ASSIGNMENT
Wherever a line in the records contains the word "JSON", return that line.

Interface dataset entries:
------
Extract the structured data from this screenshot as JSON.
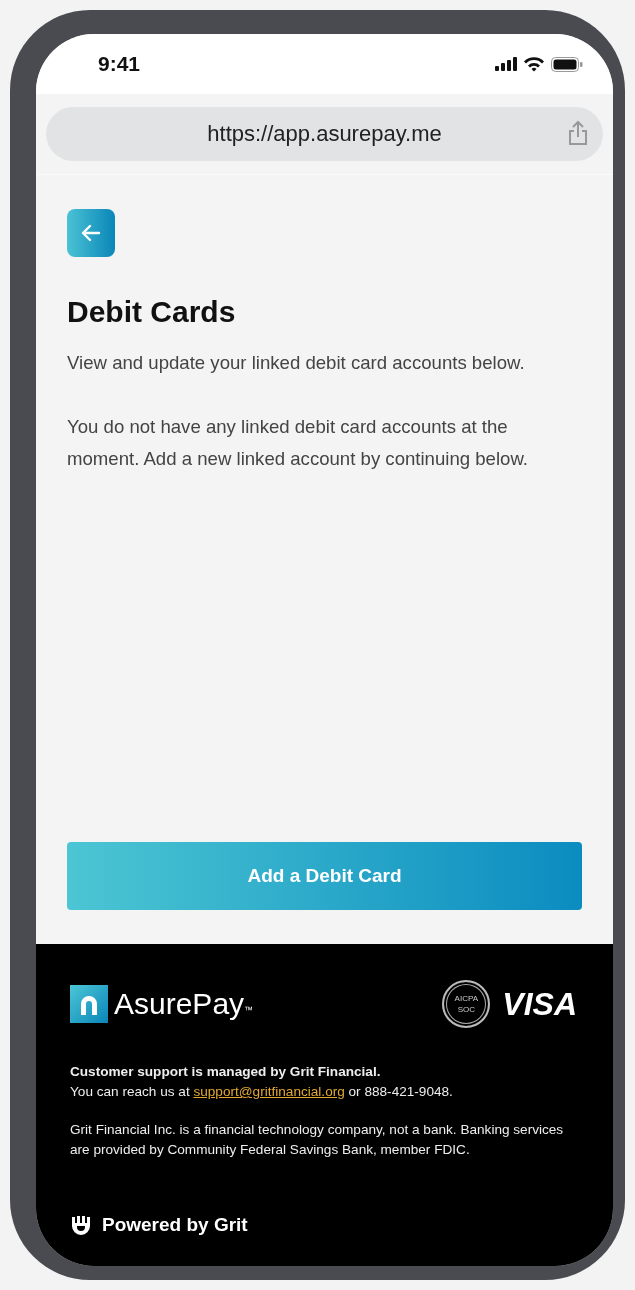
{
  "status_bar": {
    "time": "9:41"
  },
  "browser": {
    "url": "https://app.asurepay.me"
  },
  "page": {
    "title": "Debit Cards",
    "intro": "View and update your linked debit card accounts below.",
    "empty_message": "You do not have any linked debit card accounts at the moment. Add a new linked account by continuing below."
  },
  "primary_button": "Add a Debit Card",
  "footer": {
    "brand": {
      "name": "AsurePay",
      "trademark": "™"
    },
    "badge": {
      "line_1": "AICPA",
      "line_2": "SOC"
    },
    "card_network": "VISA",
    "support_heading": "Customer support is managed by Grit Financial.",
    "contact": {
      "before": "You can reach us at",
      "email": "support@gritfinancial.org",
      "after": "or 888-421-9048."
    },
    "disclaimer": "Grit Financial Inc. is a financial technology company, not a bank. Banking services are provided by Community Federal Savings Bank, member FDIC.",
    "powered_by": "Powered by Grit"
  }
}
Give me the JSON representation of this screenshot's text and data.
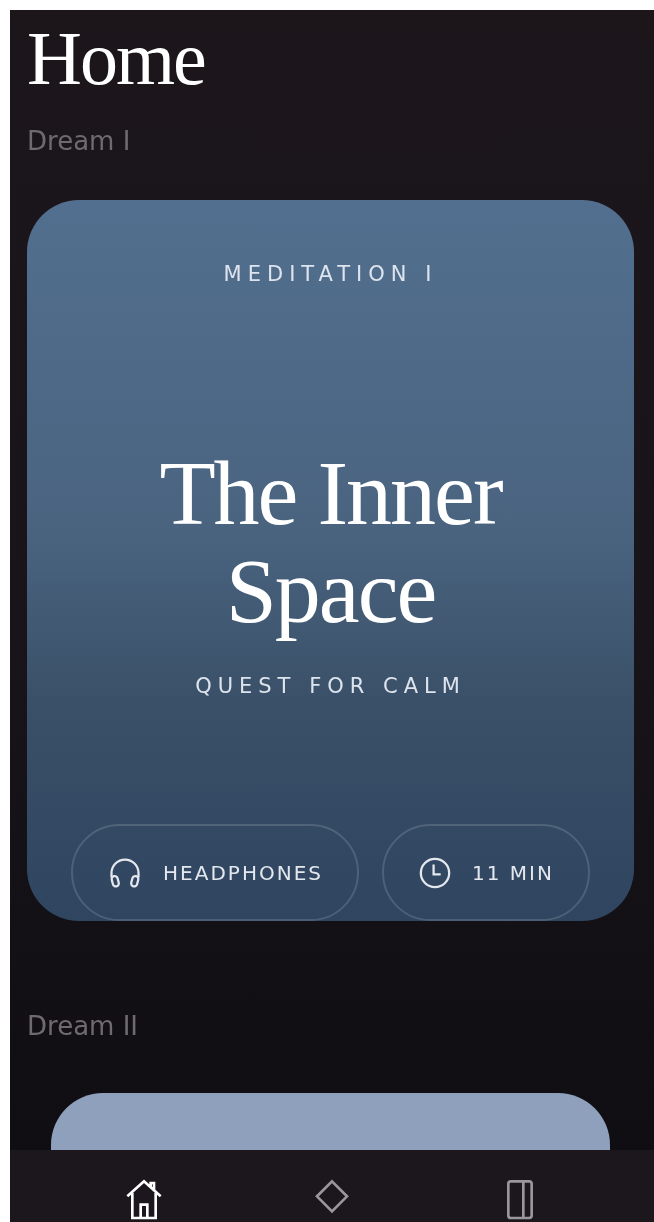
{
  "title": "Home",
  "sections": [
    {
      "heading": "Dream I",
      "card": {
        "kind": "full",
        "eyebrow": "MEDITATION I",
        "title": "The Inner Space",
        "subtitle": "QUEST FOR CALM",
        "chips": [
          {
            "kind": "headphones",
            "label": "HEADPHONES"
          },
          {
            "kind": "clock",
            "label": "11 MIN"
          }
        ]
      }
    },
    {
      "heading": "Dream II",
      "card": {
        "kind": "peek"
      }
    }
  ],
  "tabs": [
    {
      "kind": "home",
      "selected": true
    },
    {
      "kind": "diamond",
      "selected": false
    },
    {
      "kind": "book",
      "selected": false
    }
  ]
}
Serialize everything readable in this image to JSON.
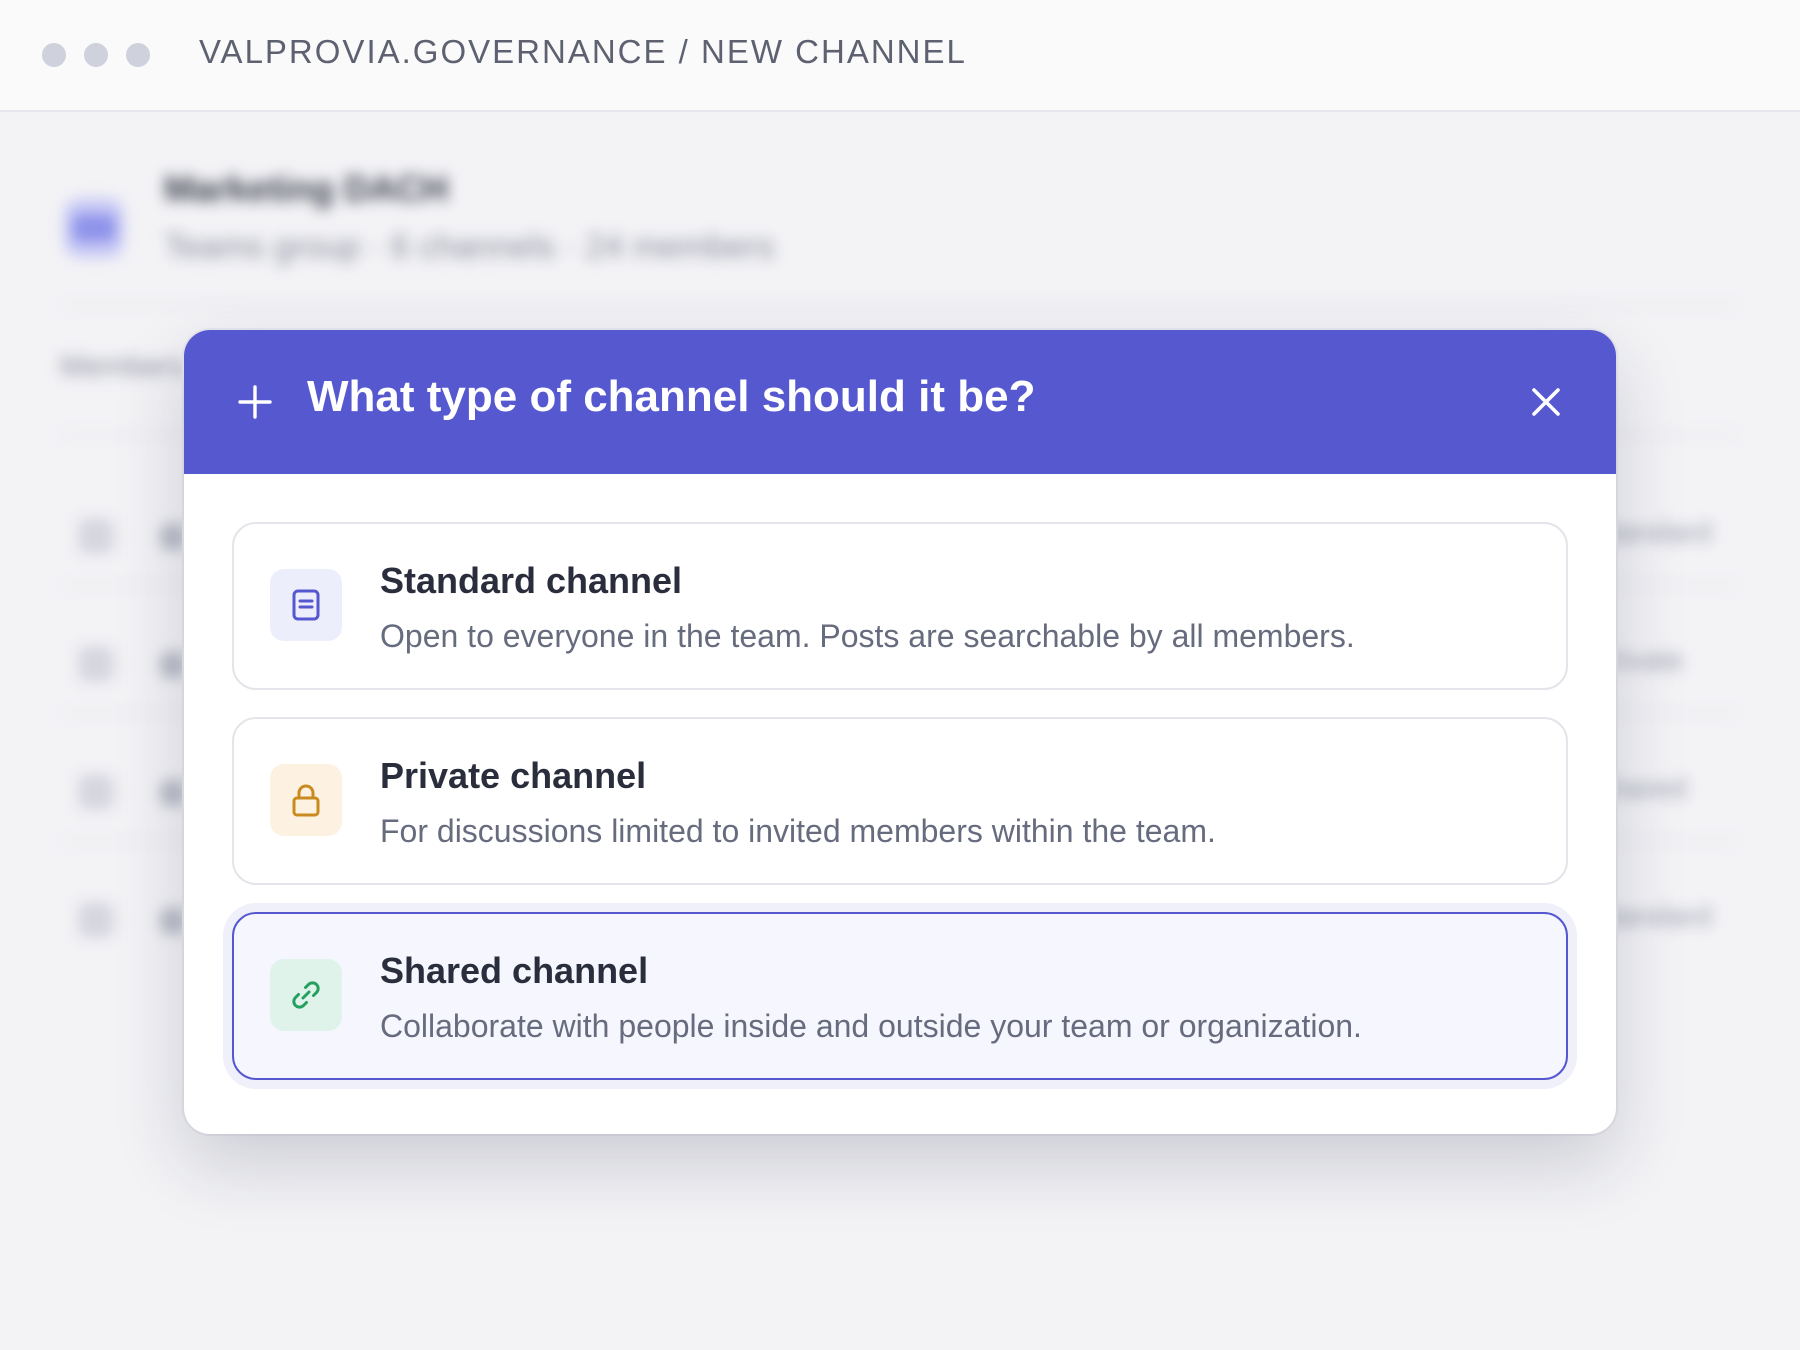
{
  "window": {
    "breadcrumb": "VALPROVIA.GOVERNANCE / NEW CHANNEL"
  },
  "background": {
    "group_name": "Marketing DACH",
    "group_meta": "Teams group · 6 channels · 24 members",
    "section_label": "Members",
    "rows": [
      {
        "status": "Standard"
      },
      {
        "status": "Private"
      },
      {
        "status": "Shared"
      },
      {
        "status": "Standard"
      }
    ]
  },
  "modal": {
    "title": "What type of channel should it be?",
    "accent_color": "#5558cf",
    "options": [
      {
        "title": "Standard channel",
        "description": "Open to everyone in the team. Posts are searchable by all members.",
        "icon": "document-icon",
        "icon_color": "#5558cf",
        "icon_bg": "#eceefc"
      },
      {
        "title": "Private channel",
        "description": "For discussions limited to invited members within the team.",
        "icon": "lock-icon",
        "icon_color": "#c98a1e",
        "icon_bg": "#fdf1e1"
      },
      {
        "title": "Shared channel",
        "description": "Collaborate with people inside and outside your team or organization.",
        "icon": "link-icon",
        "icon_color": "#24a05e",
        "icon_bg": "#dff3ea",
        "selected": true
      }
    ]
  }
}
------
RESPONSE BOX
Extract the structured data from this screenshot as JSON.
Give me the JSON representation of this screenshot's text and data.
Serialize everything readable in this image to JSON.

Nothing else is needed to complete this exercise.